Instructions to follow:
Across the entries, count the lines that include "本地磁盘" and report only that number.

※

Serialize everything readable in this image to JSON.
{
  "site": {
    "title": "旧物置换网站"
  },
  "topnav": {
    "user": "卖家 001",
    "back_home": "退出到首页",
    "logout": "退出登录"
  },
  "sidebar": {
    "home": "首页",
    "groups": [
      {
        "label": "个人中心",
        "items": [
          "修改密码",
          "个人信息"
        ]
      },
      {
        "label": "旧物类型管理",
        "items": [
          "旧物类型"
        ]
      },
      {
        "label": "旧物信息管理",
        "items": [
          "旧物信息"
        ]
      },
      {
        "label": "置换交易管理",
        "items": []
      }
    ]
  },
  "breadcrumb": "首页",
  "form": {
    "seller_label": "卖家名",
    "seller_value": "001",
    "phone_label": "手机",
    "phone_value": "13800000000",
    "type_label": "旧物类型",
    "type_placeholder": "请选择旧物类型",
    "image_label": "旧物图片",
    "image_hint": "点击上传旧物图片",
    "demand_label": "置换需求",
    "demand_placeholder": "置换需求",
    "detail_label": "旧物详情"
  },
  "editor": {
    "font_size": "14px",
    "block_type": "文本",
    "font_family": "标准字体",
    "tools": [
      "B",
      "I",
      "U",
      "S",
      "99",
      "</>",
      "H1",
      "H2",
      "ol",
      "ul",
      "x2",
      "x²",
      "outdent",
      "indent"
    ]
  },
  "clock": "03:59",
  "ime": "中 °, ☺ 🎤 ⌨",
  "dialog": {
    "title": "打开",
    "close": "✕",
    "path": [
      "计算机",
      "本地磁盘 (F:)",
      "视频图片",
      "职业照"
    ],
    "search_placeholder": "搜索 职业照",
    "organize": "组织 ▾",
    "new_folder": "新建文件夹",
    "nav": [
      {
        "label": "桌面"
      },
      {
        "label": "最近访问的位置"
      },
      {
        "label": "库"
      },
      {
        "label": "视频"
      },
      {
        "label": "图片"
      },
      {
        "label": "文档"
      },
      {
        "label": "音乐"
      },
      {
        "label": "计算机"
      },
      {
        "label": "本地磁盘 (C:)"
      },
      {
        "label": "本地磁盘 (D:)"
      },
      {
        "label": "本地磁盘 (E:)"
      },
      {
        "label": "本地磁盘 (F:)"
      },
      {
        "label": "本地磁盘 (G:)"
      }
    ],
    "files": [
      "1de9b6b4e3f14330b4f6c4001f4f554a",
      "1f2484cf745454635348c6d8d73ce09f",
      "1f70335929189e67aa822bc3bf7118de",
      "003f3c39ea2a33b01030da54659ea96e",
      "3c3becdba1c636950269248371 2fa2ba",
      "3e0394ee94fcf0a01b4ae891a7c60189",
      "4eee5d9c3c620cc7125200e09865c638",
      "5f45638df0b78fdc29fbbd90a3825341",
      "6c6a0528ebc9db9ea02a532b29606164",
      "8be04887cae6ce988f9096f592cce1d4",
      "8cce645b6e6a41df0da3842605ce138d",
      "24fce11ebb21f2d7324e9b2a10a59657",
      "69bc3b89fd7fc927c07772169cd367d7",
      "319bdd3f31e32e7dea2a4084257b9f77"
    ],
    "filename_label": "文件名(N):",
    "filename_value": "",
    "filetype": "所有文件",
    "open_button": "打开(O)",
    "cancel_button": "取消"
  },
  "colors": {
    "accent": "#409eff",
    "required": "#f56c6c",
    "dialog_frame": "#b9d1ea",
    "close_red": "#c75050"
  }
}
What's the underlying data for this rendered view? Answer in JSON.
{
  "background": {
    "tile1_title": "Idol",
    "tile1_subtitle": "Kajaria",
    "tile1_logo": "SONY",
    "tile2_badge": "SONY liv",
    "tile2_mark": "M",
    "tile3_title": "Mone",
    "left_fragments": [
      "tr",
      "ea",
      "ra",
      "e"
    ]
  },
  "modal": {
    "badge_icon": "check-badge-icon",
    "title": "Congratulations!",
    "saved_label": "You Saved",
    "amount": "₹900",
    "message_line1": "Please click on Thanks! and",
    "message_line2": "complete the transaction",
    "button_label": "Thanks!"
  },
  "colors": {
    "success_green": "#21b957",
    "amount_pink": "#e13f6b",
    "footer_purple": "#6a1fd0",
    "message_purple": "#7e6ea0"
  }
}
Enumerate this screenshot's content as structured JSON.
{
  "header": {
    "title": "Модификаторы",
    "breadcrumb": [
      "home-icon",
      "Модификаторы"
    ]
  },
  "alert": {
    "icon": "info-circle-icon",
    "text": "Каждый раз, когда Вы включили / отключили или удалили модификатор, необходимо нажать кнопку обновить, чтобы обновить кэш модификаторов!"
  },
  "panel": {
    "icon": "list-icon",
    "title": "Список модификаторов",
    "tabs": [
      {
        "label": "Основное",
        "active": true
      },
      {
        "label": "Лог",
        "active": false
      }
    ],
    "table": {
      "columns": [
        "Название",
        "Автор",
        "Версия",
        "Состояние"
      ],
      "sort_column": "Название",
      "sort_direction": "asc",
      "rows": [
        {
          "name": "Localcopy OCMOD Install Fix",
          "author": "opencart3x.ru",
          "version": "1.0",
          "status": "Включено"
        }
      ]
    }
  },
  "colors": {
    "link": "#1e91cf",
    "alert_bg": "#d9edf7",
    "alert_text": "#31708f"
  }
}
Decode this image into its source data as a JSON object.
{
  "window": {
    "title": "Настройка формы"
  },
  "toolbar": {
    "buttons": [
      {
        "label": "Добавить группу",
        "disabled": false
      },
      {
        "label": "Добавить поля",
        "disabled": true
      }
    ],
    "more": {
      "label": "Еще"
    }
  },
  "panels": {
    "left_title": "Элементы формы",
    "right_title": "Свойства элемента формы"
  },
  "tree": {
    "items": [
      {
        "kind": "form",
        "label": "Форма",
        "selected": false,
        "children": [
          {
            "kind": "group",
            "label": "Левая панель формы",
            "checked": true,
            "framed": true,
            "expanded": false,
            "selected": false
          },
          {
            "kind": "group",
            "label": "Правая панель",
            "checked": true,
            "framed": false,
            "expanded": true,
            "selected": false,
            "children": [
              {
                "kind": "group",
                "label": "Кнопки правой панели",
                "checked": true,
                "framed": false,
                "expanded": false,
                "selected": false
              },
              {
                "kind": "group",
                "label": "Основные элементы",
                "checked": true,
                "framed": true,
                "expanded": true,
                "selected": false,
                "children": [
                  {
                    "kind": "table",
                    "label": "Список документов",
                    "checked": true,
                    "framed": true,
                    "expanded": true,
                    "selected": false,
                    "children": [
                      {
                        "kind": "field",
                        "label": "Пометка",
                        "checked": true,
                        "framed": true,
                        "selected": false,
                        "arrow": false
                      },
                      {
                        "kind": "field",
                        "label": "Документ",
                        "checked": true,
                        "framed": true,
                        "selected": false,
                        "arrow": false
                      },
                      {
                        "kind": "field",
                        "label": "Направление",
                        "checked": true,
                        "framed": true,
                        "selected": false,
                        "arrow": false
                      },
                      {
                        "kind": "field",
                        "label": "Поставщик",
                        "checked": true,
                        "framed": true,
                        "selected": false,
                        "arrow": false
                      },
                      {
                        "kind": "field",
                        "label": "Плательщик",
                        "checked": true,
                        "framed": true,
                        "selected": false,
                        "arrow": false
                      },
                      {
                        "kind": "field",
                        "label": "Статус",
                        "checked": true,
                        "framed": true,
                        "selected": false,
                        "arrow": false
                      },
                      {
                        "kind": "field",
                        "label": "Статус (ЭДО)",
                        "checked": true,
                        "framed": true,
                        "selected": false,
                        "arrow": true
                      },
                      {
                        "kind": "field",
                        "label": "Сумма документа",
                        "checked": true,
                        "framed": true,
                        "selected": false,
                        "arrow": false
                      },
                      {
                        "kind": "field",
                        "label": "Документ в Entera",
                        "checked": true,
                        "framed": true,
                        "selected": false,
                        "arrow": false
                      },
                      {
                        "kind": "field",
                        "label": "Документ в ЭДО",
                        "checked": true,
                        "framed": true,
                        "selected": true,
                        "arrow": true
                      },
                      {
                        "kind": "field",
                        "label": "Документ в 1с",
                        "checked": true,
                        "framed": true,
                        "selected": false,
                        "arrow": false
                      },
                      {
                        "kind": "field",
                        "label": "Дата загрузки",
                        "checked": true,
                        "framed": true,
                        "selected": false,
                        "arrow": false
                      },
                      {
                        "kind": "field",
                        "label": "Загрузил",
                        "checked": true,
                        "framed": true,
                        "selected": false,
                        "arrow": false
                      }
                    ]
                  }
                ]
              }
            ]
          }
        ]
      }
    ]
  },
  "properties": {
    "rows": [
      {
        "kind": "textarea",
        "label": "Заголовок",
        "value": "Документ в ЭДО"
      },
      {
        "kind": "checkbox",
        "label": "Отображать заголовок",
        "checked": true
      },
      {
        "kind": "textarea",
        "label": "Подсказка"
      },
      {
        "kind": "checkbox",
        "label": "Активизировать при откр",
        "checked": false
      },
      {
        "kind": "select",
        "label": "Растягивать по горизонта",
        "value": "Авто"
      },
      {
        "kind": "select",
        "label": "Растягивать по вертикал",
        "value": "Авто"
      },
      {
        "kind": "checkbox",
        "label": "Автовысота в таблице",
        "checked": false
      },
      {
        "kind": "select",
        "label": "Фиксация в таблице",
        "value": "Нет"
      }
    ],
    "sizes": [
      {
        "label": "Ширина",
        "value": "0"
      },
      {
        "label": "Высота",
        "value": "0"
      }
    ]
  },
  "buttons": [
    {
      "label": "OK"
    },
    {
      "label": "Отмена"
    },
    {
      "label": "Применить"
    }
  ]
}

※

Reply:
6